------ Given data ------

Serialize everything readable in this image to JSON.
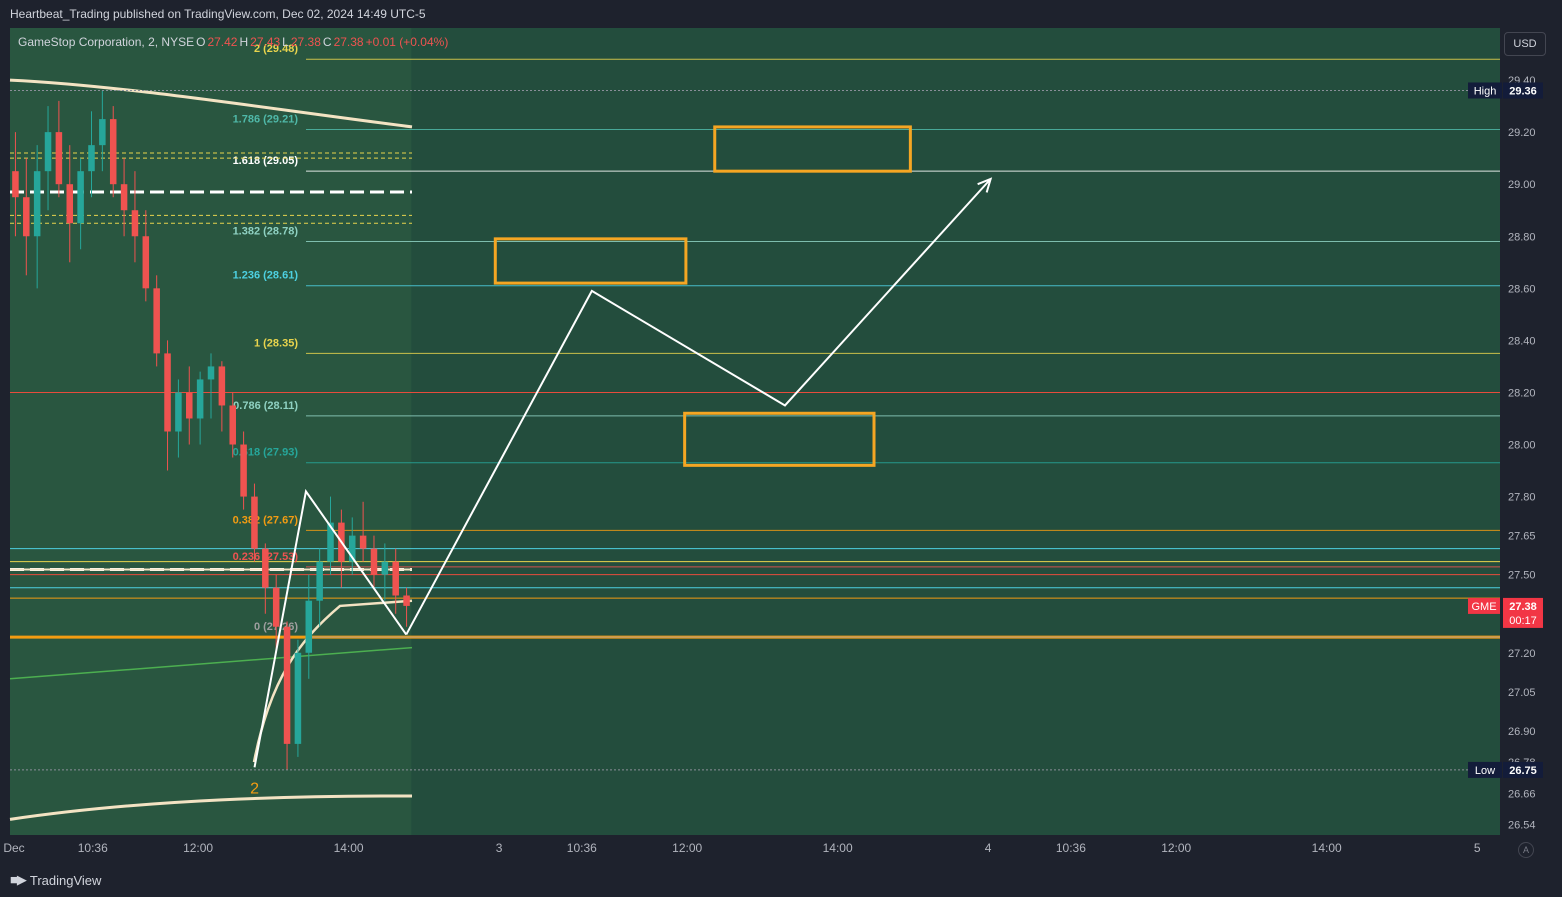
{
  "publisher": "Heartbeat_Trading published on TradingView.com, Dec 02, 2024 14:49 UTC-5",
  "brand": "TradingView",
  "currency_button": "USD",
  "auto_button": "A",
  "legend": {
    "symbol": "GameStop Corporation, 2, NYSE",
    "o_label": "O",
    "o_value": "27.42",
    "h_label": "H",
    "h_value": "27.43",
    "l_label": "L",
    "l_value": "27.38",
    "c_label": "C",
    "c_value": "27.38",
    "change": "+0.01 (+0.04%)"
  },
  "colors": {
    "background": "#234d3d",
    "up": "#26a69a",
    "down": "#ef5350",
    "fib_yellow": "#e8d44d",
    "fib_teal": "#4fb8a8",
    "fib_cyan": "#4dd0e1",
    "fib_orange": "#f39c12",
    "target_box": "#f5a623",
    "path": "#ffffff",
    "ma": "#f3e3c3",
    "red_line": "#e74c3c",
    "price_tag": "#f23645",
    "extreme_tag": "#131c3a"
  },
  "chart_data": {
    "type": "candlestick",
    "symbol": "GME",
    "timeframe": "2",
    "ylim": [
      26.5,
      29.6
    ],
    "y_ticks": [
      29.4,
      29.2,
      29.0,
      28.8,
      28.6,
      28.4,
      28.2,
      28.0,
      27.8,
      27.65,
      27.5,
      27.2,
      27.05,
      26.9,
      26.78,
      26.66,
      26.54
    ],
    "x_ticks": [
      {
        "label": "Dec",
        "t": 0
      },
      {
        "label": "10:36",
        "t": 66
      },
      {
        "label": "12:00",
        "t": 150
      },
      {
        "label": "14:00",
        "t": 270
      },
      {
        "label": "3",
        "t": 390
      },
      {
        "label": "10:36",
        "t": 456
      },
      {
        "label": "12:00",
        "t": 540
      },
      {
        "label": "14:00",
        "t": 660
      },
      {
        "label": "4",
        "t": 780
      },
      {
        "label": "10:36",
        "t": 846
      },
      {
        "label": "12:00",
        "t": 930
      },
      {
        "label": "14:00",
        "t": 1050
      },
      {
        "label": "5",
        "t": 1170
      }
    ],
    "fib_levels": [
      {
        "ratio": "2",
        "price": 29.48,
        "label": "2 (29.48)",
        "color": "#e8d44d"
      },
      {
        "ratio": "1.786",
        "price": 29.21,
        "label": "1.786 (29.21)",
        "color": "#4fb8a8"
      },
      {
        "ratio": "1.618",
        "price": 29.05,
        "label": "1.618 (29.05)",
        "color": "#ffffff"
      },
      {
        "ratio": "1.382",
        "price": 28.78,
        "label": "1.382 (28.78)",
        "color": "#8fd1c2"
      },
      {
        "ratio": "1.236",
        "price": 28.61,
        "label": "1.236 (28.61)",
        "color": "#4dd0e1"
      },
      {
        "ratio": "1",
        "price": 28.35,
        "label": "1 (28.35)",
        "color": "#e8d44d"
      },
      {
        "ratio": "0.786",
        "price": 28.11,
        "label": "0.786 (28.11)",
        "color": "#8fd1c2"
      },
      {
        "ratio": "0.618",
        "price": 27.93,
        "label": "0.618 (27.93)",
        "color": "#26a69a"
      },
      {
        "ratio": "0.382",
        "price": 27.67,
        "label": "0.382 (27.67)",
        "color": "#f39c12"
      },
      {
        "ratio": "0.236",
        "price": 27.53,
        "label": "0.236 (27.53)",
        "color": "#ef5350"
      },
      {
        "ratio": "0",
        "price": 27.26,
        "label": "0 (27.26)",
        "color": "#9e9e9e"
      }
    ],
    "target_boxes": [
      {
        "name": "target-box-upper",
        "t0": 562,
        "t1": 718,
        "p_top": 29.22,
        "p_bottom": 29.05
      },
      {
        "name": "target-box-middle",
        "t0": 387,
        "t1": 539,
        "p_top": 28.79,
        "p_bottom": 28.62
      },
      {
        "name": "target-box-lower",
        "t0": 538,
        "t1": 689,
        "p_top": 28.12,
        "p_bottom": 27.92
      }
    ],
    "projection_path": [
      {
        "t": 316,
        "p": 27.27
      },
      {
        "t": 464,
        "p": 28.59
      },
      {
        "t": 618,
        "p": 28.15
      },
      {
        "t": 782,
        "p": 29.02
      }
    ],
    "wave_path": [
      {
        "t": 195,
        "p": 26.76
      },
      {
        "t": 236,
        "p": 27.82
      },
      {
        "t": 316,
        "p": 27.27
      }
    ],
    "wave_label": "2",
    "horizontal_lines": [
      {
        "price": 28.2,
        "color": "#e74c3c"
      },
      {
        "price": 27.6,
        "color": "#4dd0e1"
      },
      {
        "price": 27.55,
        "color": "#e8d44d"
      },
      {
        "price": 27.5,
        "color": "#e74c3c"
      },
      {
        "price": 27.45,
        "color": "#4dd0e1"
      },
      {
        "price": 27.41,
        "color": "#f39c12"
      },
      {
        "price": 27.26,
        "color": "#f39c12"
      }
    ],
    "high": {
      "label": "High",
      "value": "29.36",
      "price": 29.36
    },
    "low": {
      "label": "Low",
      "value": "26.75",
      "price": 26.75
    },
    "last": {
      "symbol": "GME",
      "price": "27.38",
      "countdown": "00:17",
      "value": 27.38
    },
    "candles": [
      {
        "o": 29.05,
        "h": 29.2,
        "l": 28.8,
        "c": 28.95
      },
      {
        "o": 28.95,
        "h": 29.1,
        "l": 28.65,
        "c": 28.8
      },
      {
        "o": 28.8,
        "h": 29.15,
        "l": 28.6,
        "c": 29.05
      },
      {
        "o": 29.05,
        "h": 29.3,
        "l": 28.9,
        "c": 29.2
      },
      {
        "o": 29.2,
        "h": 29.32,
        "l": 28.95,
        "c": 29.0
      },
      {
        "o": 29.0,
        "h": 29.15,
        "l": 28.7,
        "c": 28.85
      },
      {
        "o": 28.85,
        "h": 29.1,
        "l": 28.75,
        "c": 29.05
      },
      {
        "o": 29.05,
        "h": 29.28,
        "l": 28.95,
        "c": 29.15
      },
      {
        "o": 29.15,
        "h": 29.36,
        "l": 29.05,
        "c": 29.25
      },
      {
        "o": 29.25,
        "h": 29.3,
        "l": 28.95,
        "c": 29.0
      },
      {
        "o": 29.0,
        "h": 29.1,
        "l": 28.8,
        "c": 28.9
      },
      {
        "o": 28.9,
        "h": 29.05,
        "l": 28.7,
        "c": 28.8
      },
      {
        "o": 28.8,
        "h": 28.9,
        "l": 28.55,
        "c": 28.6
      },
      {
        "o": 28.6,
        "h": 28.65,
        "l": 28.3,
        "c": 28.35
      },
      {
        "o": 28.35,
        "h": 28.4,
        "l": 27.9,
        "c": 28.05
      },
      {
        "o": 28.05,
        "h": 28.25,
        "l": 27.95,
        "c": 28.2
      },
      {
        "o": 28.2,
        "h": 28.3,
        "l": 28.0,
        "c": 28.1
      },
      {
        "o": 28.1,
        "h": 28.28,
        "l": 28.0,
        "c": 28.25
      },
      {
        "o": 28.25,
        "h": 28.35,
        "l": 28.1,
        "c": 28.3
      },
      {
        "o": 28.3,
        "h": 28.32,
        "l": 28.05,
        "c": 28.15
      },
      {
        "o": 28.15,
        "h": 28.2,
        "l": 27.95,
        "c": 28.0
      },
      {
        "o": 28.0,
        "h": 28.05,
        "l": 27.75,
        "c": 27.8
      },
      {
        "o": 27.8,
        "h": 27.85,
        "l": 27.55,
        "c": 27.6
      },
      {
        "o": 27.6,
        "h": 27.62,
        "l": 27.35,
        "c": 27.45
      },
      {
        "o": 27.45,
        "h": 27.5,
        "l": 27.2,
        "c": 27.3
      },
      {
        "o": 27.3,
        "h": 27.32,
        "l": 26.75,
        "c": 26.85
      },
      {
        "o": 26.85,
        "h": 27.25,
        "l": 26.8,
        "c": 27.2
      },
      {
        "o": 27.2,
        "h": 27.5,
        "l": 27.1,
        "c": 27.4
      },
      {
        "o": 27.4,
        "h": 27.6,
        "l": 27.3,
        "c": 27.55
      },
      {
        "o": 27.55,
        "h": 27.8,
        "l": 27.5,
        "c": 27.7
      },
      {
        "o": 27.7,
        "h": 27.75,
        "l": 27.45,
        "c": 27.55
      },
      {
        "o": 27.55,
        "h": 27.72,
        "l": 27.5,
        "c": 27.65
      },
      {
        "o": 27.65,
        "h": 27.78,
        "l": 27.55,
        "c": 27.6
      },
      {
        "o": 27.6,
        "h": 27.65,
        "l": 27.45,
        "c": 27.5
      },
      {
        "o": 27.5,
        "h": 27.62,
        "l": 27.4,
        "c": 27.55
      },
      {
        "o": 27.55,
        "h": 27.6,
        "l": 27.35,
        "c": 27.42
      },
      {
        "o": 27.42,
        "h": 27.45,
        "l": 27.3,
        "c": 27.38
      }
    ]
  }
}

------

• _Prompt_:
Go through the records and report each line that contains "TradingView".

• _Response area_:
  "publisher": "Heartbeat_Trading published on TradingView.com, Dec 02, 2024 14:49 UTC-5",
  "brand": "TradingView",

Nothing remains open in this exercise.